App and web page records:
──────

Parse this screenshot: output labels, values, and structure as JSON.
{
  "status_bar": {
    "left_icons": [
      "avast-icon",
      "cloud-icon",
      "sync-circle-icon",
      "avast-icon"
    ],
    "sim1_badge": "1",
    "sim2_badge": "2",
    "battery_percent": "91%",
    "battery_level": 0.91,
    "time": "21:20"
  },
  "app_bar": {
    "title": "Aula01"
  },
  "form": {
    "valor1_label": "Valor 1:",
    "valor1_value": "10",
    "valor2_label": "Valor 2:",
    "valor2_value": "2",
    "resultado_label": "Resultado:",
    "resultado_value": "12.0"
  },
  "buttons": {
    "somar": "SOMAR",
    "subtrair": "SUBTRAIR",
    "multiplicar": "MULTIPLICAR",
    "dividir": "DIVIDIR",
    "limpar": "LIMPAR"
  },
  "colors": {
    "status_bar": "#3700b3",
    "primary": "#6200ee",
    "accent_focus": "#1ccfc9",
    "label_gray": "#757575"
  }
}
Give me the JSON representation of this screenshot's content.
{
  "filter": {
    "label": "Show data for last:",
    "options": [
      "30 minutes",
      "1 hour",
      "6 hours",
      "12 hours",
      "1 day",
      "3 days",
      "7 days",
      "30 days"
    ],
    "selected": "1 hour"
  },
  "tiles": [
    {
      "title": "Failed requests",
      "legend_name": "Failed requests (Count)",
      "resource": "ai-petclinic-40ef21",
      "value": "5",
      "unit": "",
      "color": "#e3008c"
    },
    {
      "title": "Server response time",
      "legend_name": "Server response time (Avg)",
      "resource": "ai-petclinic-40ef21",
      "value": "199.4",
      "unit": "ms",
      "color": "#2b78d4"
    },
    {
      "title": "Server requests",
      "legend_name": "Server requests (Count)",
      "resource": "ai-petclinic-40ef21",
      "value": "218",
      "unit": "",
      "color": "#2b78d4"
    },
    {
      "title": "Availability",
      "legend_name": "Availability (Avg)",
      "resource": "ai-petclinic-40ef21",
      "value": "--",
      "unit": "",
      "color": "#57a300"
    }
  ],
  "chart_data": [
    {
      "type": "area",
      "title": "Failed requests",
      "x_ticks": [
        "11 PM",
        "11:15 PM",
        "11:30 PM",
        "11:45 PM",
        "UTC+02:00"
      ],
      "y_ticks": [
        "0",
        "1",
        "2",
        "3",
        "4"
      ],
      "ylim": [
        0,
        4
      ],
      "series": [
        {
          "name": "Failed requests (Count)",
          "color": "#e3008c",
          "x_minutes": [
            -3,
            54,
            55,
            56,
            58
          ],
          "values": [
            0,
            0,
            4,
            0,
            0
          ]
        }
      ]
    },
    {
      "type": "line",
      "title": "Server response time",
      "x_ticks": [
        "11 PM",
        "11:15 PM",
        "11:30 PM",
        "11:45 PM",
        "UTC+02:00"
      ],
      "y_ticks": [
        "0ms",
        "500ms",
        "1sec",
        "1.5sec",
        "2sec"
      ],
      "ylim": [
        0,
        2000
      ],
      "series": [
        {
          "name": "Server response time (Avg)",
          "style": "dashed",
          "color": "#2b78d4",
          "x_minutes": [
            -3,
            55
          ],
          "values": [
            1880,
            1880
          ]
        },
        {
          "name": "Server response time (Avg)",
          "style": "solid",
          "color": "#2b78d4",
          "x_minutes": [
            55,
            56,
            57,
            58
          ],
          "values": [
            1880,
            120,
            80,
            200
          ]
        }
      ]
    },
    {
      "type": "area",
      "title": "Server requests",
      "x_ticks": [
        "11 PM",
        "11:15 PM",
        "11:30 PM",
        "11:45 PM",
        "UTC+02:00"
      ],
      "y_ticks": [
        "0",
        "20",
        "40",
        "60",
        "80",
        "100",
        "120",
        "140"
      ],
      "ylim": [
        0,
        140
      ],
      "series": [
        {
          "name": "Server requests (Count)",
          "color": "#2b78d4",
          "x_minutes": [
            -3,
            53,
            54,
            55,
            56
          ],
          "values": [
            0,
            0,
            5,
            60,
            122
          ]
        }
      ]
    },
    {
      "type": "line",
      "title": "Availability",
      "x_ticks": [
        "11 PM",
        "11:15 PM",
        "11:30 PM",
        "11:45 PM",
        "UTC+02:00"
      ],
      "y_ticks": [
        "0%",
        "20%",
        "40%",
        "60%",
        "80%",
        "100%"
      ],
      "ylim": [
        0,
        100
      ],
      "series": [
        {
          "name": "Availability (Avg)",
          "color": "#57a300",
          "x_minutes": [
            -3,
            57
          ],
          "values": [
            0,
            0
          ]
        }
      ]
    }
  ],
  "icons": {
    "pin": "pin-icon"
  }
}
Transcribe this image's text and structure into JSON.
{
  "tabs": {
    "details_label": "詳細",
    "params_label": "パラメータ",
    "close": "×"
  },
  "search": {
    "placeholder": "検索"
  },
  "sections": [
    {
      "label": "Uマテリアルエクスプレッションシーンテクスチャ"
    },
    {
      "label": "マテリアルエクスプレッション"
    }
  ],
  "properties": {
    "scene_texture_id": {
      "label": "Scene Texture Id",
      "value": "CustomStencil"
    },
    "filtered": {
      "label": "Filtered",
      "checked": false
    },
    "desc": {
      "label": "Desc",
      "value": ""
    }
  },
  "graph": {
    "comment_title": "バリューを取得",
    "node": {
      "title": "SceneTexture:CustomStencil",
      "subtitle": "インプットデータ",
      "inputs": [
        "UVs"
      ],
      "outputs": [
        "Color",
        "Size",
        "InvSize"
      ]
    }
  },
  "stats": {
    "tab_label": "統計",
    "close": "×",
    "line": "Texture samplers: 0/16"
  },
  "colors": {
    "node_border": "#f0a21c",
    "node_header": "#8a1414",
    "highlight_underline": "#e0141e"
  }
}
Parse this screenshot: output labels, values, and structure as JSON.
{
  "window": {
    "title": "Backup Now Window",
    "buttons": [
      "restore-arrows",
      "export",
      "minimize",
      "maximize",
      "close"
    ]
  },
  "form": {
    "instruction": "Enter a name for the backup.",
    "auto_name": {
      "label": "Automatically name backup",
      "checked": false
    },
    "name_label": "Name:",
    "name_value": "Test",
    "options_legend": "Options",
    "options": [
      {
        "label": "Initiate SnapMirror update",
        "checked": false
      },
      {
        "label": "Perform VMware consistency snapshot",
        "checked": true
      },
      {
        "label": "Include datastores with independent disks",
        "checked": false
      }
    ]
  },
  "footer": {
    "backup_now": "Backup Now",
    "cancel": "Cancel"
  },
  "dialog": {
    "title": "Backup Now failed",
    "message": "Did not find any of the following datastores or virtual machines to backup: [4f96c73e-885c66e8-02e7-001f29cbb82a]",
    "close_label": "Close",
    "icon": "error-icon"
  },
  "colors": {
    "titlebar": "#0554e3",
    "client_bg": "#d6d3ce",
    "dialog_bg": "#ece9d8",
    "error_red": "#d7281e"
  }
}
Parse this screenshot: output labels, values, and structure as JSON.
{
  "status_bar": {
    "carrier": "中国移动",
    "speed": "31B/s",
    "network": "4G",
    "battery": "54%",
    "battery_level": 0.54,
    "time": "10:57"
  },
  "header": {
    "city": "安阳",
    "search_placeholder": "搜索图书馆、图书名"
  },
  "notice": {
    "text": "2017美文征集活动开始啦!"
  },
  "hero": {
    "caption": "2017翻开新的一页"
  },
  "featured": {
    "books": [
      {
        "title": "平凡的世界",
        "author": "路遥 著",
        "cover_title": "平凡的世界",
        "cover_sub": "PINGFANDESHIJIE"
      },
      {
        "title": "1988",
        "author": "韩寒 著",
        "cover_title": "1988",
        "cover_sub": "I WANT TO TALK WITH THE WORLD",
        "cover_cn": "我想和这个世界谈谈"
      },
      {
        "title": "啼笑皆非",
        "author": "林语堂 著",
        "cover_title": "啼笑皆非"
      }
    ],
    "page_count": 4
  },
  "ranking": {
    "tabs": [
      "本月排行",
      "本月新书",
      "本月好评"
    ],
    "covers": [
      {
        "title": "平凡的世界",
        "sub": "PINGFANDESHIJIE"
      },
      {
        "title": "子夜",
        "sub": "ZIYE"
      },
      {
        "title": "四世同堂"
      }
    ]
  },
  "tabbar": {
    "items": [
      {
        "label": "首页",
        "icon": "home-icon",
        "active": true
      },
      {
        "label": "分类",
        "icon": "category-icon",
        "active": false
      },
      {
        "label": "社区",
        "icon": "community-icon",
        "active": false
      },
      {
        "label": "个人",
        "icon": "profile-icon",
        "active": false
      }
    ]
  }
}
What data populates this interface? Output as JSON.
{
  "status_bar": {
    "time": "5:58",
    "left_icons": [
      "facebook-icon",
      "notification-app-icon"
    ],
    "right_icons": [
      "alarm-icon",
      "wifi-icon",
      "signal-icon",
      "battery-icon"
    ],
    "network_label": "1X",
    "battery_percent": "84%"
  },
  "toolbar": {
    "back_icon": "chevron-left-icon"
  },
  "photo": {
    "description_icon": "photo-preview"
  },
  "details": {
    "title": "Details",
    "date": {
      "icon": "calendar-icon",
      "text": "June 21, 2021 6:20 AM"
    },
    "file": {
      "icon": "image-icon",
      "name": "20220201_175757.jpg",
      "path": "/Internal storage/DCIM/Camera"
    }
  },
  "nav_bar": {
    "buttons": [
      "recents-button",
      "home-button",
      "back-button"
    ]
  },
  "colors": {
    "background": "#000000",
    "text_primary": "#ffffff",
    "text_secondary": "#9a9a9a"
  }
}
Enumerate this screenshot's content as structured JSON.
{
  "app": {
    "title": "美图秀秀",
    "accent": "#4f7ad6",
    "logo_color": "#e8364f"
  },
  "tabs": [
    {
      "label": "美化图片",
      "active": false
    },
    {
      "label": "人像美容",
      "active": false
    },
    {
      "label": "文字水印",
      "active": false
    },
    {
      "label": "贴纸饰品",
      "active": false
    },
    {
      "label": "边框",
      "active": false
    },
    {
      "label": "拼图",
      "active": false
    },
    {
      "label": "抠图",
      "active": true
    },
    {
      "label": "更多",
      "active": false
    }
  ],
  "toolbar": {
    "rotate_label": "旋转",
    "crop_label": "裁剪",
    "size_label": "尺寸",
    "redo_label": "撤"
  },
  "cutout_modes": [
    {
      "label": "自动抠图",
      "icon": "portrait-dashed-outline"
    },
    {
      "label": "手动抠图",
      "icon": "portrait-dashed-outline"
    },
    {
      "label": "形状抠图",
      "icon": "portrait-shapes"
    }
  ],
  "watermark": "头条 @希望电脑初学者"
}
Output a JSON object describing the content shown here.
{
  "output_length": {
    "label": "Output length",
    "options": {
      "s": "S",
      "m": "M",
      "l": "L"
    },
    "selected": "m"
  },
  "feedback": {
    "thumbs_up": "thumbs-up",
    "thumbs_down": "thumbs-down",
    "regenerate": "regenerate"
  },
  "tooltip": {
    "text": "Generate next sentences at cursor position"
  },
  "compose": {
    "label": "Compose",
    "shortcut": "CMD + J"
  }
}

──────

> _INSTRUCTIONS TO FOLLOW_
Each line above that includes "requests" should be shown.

> _COMPLETED TASK_
      "title": "Failed requests",
      "legend_name": "Failed requests (Count)",
      "title": "Server requests",
      "legend_name": "Server requests (Count)",
      "title": "Failed requests",
          "name": "Failed requests (Count)",
      "title": "Server requests",
          "name": "Server requests (Count)",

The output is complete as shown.